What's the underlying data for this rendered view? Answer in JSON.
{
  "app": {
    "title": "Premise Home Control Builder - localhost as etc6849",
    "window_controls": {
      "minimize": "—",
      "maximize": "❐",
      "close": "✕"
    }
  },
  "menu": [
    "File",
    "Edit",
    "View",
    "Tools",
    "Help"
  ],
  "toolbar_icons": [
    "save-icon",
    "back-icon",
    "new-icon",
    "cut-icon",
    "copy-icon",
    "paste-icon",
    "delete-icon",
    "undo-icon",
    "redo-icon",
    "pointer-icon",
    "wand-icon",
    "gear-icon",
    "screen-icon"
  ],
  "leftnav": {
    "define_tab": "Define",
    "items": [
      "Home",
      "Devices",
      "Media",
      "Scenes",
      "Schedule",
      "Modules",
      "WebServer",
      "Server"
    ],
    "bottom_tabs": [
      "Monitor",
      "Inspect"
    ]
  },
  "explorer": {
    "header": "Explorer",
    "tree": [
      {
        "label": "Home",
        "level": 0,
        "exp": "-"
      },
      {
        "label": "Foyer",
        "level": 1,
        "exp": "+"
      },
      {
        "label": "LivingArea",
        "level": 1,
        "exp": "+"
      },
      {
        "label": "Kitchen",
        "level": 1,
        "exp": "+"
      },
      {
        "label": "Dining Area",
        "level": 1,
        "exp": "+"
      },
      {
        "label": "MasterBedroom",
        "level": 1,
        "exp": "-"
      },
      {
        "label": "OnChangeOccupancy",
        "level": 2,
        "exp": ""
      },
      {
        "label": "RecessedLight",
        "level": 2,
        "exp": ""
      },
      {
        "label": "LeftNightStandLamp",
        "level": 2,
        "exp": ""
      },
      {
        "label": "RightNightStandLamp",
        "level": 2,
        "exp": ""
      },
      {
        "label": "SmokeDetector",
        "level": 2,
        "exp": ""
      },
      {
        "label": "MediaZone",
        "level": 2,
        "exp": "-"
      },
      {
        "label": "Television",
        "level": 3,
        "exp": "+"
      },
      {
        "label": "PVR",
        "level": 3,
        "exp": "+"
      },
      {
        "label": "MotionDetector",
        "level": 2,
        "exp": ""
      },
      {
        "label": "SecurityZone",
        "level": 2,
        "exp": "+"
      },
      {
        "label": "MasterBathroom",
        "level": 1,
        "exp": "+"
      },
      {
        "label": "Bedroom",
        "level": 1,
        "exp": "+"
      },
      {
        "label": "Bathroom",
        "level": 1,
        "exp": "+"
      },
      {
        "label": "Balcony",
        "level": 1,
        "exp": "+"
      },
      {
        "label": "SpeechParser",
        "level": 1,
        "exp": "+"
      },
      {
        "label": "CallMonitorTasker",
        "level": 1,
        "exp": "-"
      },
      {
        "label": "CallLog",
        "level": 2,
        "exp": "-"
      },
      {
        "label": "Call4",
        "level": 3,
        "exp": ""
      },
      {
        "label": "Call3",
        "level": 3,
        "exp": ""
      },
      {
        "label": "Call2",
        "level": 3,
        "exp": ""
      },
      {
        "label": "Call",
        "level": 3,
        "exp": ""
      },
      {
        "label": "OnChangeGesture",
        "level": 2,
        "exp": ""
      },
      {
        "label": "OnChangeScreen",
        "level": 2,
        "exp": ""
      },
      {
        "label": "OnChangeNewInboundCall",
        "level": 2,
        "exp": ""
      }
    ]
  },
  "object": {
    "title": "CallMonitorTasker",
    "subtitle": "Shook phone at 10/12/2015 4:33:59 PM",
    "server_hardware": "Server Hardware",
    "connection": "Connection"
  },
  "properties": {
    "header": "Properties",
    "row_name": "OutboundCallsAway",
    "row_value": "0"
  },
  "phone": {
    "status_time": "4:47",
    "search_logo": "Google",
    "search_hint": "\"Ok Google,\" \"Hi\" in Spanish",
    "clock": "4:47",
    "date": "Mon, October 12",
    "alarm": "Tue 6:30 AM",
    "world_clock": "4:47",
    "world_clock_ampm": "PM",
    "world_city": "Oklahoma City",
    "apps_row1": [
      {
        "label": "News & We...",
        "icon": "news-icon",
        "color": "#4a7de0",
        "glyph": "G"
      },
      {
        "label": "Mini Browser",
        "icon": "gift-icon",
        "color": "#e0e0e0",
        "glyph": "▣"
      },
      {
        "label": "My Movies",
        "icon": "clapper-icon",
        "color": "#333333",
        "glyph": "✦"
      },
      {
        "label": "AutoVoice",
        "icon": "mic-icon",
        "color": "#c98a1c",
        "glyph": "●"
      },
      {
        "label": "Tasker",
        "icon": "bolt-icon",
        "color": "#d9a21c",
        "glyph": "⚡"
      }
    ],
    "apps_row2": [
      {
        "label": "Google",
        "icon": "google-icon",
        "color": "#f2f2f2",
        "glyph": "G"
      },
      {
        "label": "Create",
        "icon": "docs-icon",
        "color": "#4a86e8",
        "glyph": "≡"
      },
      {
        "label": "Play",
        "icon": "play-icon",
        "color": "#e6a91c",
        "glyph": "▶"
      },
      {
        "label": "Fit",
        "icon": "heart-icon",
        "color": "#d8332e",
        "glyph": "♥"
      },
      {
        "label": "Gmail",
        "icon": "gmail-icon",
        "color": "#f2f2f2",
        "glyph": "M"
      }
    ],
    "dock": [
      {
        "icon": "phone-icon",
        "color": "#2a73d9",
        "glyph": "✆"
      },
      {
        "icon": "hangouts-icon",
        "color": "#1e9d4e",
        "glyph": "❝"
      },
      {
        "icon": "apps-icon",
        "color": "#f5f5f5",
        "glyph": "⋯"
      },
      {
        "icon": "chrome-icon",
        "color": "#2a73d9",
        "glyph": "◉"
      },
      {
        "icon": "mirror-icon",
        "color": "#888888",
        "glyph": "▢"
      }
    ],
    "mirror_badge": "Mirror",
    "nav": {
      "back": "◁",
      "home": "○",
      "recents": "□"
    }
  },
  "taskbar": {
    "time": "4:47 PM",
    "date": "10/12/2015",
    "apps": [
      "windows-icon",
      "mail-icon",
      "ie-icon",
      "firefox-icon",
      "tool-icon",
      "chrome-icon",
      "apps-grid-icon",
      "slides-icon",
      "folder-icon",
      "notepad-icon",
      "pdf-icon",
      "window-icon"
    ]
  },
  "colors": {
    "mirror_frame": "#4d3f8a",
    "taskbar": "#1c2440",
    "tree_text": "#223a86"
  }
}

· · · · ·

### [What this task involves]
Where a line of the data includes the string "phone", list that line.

### [Response for this exercise]
    "subtitle": "Shook phone at 10/12/2015 4:33:59 PM",
  "phone": {
        "icon": "phone-icon",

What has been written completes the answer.